Stored data:
-*-
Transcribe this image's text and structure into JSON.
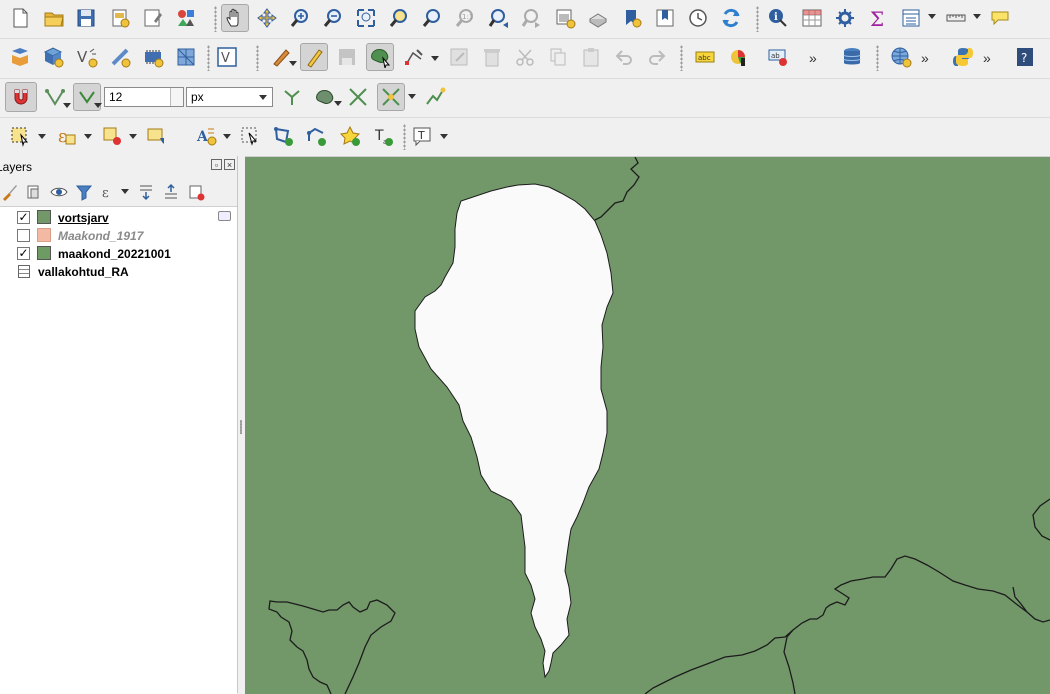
{
  "toolbars": {
    "project": [
      "new-project-icon",
      "open-project-icon",
      "save-project-icon",
      "new-print-layout-icon",
      "layout-manager-icon",
      "style-manager-icon"
    ],
    "navigation": [
      "pan-icon",
      "pan-to-selection-icon",
      "zoom-in-icon",
      "zoom-out-icon",
      "zoom-full-icon",
      "zoom-to-selection-icon",
      "zoom-to-layer-icon",
      "zoom-native-icon",
      "zoom-last-icon",
      "zoom-next-icon",
      "new-map-view-icon",
      "new-3d-view-icon",
      "spatial-bookmark-icon",
      "show-bookmarks-icon",
      "temporal-controller-icon",
      "refresh-icon"
    ],
    "attributes": [
      "identify-icon",
      "open-attribute-table-icon",
      "toolbox-icon",
      "statistics-icon",
      "open-table-icon",
      "measure-icon",
      "map-tips-icon"
    ]
  },
  "snapping": {
    "tolerance_value": "12",
    "units": "px"
  },
  "layers_panel": {
    "title": "Layers",
    "layers": [
      {
        "name": "vortsjarv",
        "checked": true,
        "color": "#72986a"
      },
      {
        "name": "Maakond_1917",
        "checked": false,
        "color": "#f3b9a3"
      },
      {
        "name": "maakond_20221001",
        "checked": true,
        "color": "#6e9a63"
      },
      {
        "name": "vallakohtud_RA",
        "checked": null,
        "color": ""
      }
    ]
  },
  "map_canvas": {
    "land_color": "#72986a",
    "lake_color": "#fafafa",
    "border_color": "#1c1c1c"
  }
}
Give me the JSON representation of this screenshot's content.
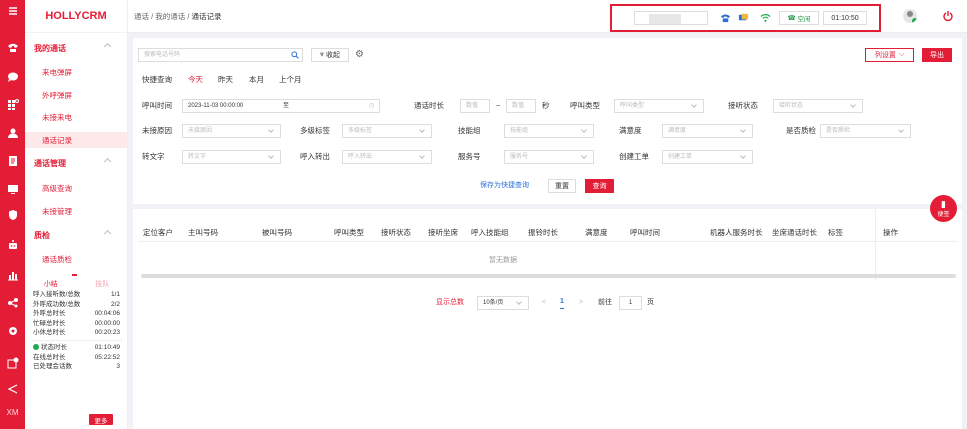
{
  "brand": "HOLLYCRM",
  "rail_icons": [
    "menu-icon",
    "phone-icon",
    "chat-icon",
    "grid-icon",
    "user-icon",
    "document-icon",
    "monitor-icon",
    "shield-icon",
    "robot-icon",
    "chart-icon",
    "share-icon",
    "settings-icon",
    "calendar-icon",
    "send-icon"
  ],
  "rail_footer": "XM",
  "sidebar": {
    "groups": [
      {
        "label": "我的通话",
        "items": [
          "来电弹屏",
          "外呼弹屏",
          "未接来电",
          "通话记录"
        ]
      },
      {
        "label": "通话管理",
        "items": [
          "高级查询",
          "未接管理"
        ]
      },
      {
        "label": "质检",
        "items": [
          "通话质检"
        ]
      }
    ],
    "stats_tabs": {
      "active": "小结",
      "inactive": "技队"
    },
    "stats": [
      {
        "label": "呼入接听数/总数",
        "value": "1/1"
      },
      {
        "label": "外呼成功数/总数",
        "value": "2/2"
      },
      {
        "label": "外呼总时长",
        "value": "00:04:06"
      },
      {
        "label": "忙碌总时长",
        "value": "00:00:00"
      },
      {
        "label": "小休总时长",
        "value": "00:20:23"
      }
    ],
    "stats2": [
      {
        "label": "状态时长",
        "value": "01:10:49"
      },
      {
        "label": "在线总时长",
        "value": "05:22:52"
      },
      {
        "label": "已处理会话数",
        "value": "3"
      }
    ],
    "more": "更多"
  },
  "breadcrumb": [
    "通话",
    "我的通话",
    "通话记录"
  ],
  "topbar": {
    "state": "空闲",
    "timer": "01:10:50"
  },
  "filters": {
    "search_placeholder": "搜索电话号码",
    "collapse_label": "收起",
    "column_settings": "列设置",
    "export": "导出",
    "quick_label": "快捷查询",
    "quick": [
      "今天",
      "昨天",
      "本月",
      "上个月"
    ],
    "call_time_label": "呼叫时间",
    "call_time_value": "2023-11-03 00:00:00",
    "to_label": "至",
    "duration_label": "通话时长",
    "min_placeholder": "数值",
    "max_placeholder": "数值",
    "sec": "秒",
    "call_type_label": "呼叫类型",
    "call_type_placeholder": "呼叫类型",
    "answer_label": "接听状态",
    "answer_placeholder": "接听状态",
    "missed_label": "未接原因",
    "missed_placeholder": "未接原因",
    "tags_label": "多级标签",
    "tags_placeholder": "多级标签",
    "skill_label": "技能组",
    "skill_placeholder": "技能组",
    "satisfaction_label": "满意度",
    "satisfaction_placeholder": "满意度",
    "qc_label": "是否质检",
    "qc_placeholder": "是否质检",
    "transcribe_label": "转文字",
    "transcribe_placeholder": "转文字",
    "transfer_label": "呼入转出",
    "transfer_placeholder": "呼入转出",
    "service_label": "服务号",
    "service_placeholder": "服务号",
    "ticket_label": "创建工单",
    "ticket_placeholder": "创建工单",
    "save_quick": "保存为快捷查询",
    "reset": "重置",
    "query": "查询"
  },
  "table": {
    "columns": [
      "定位客户",
      "主叫号码",
      "被叫号码",
      "呼叫类型",
      "接听状态",
      "接听坐席",
      "呼入技能组",
      "振铃时长",
      "满意度",
      "呼叫时间",
      "机器人服务时长",
      "坐席通话时长",
      "标签",
      "操作"
    ],
    "empty": "暂无数据"
  },
  "pagination": {
    "total": "显示总数",
    "page_size": "10条/页",
    "current": "1",
    "goto": "前往",
    "goto_value": "1",
    "page_unit": "页"
  },
  "float_button": "便签"
}
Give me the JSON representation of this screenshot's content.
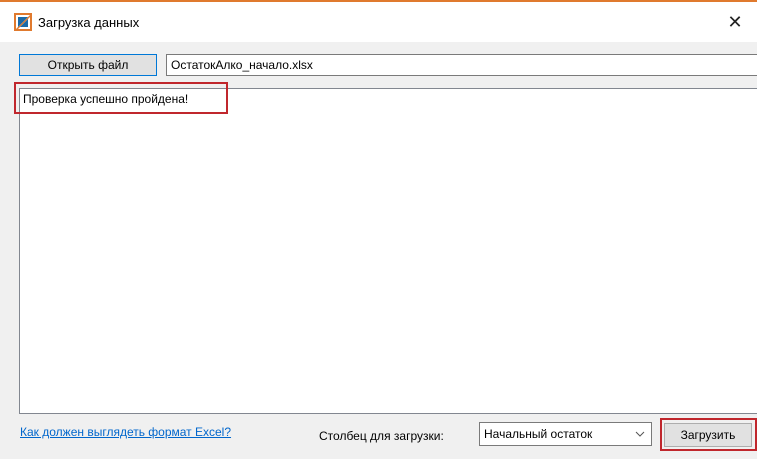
{
  "window": {
    "title": "Загрузка данных",
    "close_glyph": "✕",
    "accent_color": "#e07a2e",
    "icon": "app-logo-icon"
  },
  "toolbar": {
    "open_button_label": "Открыть файл",
    "file_name": "ОстатокАлко_начало.xlsx"
  },
  "log": {
    "message": "Проверка успешно пройдена!"
  },
  "footer": {
    "help_link": "Как должен выглядеть формат Excel?",
    "column_label": "Столбец для загрузки:",
    "column_selected": "Начальный остаток",
    "load_button_label": "Загрузить"
  },
  "annotations": {
    "highlight_color": "#c0272d"
  }
}
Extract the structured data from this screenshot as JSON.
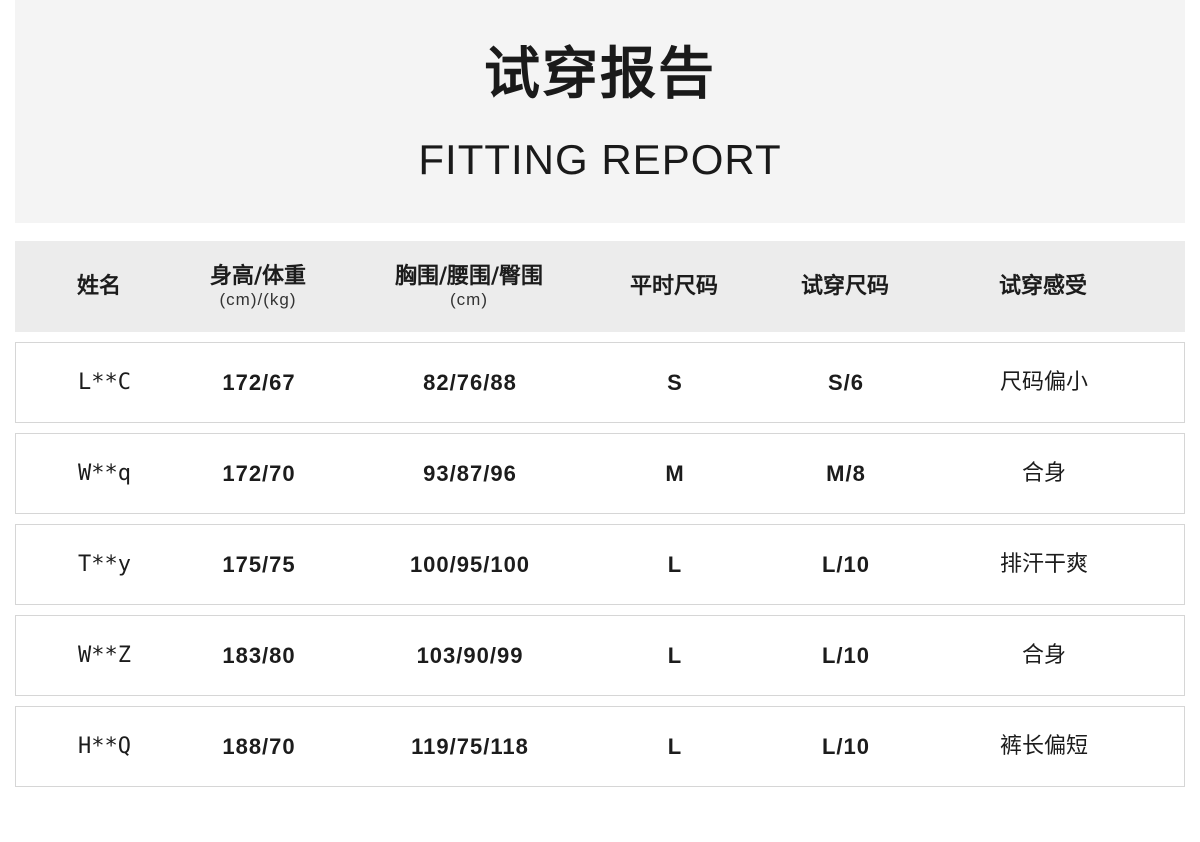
{
  "header": {
    "title_cn": "试穿报告",
    "title_en": "FITTING REPORT"
  },
  "table": {
    "columns": [
      {
        "label": "姓名",
        "sub": ""
      },
      {
        "label": "身高/体重",
        "sub": "(cm)/(kg)"
      },
      {
        "label": "胸围/腰围/臀围",
        "sub": "(cm)"
      },
      {
        "label": "平时尺码",
        "sub": ""
      },
      {
        "label": "试穿尺码",
        "sub": ""
      },
      {
        "label": "试穿感受",
        "sub": ""
      }
    ],
    "rows": [
      {
        "name": "L**C",
        "height_weight": "172/67",
        "measurements": "82/76/88",
        "usual_size": "S",
        "fit_size": "S/6",
        "feeling": "尺码偏小"
      },
      {
        "name": "W**q",
        "height_weight": "172/70",
        "measurements": "93/87/96",
        "usual_size": "M",
        "fit_size": "M/8",
        "feeling": "合身"
      },
      {
        "name": "T**y",
        "height_weight": "175/75",
        "measurements": "100/95/100",
        "usual_size": "L",
        "fit_size": "L/10",
        "feeling": "排汗干爽"
      },
      {
        "name": "W**Z",
        "height_weight": "183/80",
        "measurements": "103/90/99",
        "usual_size": "L",
        "fit_size": "L/10",
        "feeling": "合身"
      },
      {
        "name": "H**Q",
        "height_weight": "188/70",
        "measurements": "119/75/118",
        "usual_size": "L",
        "fit_size": "L/10",
        "feeling": "裤长偏短"
      }
    ]
  }
}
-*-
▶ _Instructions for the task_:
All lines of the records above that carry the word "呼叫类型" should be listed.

▶ _Result for this task_:
    "call_type_label": "呼叫类型",
    "call_type_placeholder": "呼叫类型",
      "呼叫类型",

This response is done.